YLE NewsEye on the Arctic

Shopping excursions by Russian visitors have grown most in the Russian cities of Vyborg and St.Petersburg, with the increased traffic seen at border crossings in the towns of Nuijamaa and Imatra in southeast Finland. Russians entering Finland at  Vaalimaa, a border crosing,  for shopping trips are most often heading to Helsinki or further afield in Europe.

Up to last year the number of Russian tourists entering Finland had increased ten percent on 2011. Jarkko Alén, deputy chief of the southeast Finland border guard, said that growth in border crossings at Vaalimaa had slipped down to just two percent so far this year.

Alén said that growth in shopping traffic on the southeastern border had been strongest in Vyborg and St. Petersburg area, reaching ten percent or roughly trending with growth seen last year. Those tourists have been entering Finland through border crossings in Nuijamaa and Imatra in southern Karelia.

According to the deputy chief, Russian travelers entering Finland through Vaalimaa are typically heading to Helsinki or other parts of Europe.

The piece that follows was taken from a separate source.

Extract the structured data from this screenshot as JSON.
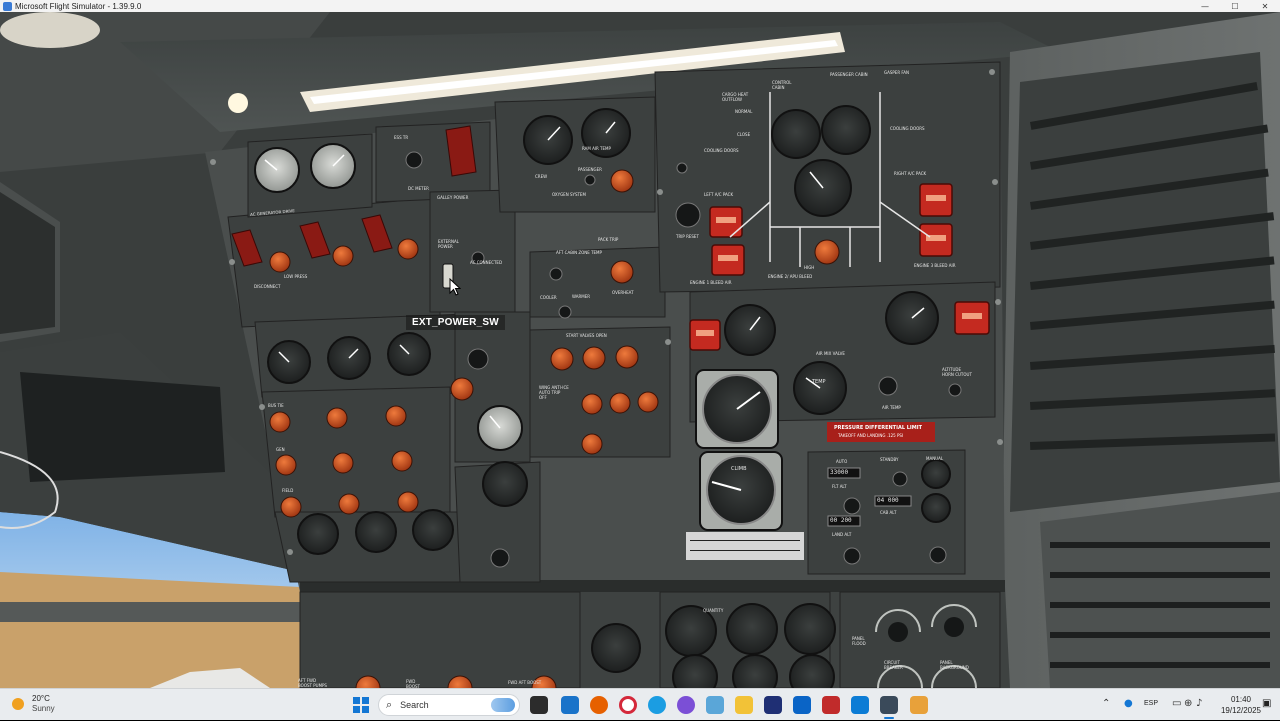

Alén said that based on the current levels of travel, border crossings by Russians into Finland this year is estimated to grow by six to seven percent. However he pointed out that forecasting growth for the entire year is difficult because many factors affect traveler numbers.

Last year some 2.8 million Russians crossed the border at Vaalimaa. This year, up to June 9, just about 1.2 million Russian tourists had entered Finland through the land border.

This story is posted on Alaska Dispatch as part of Eye on the Arctic, a collaborative partnership between public and private circumpolar media organizations.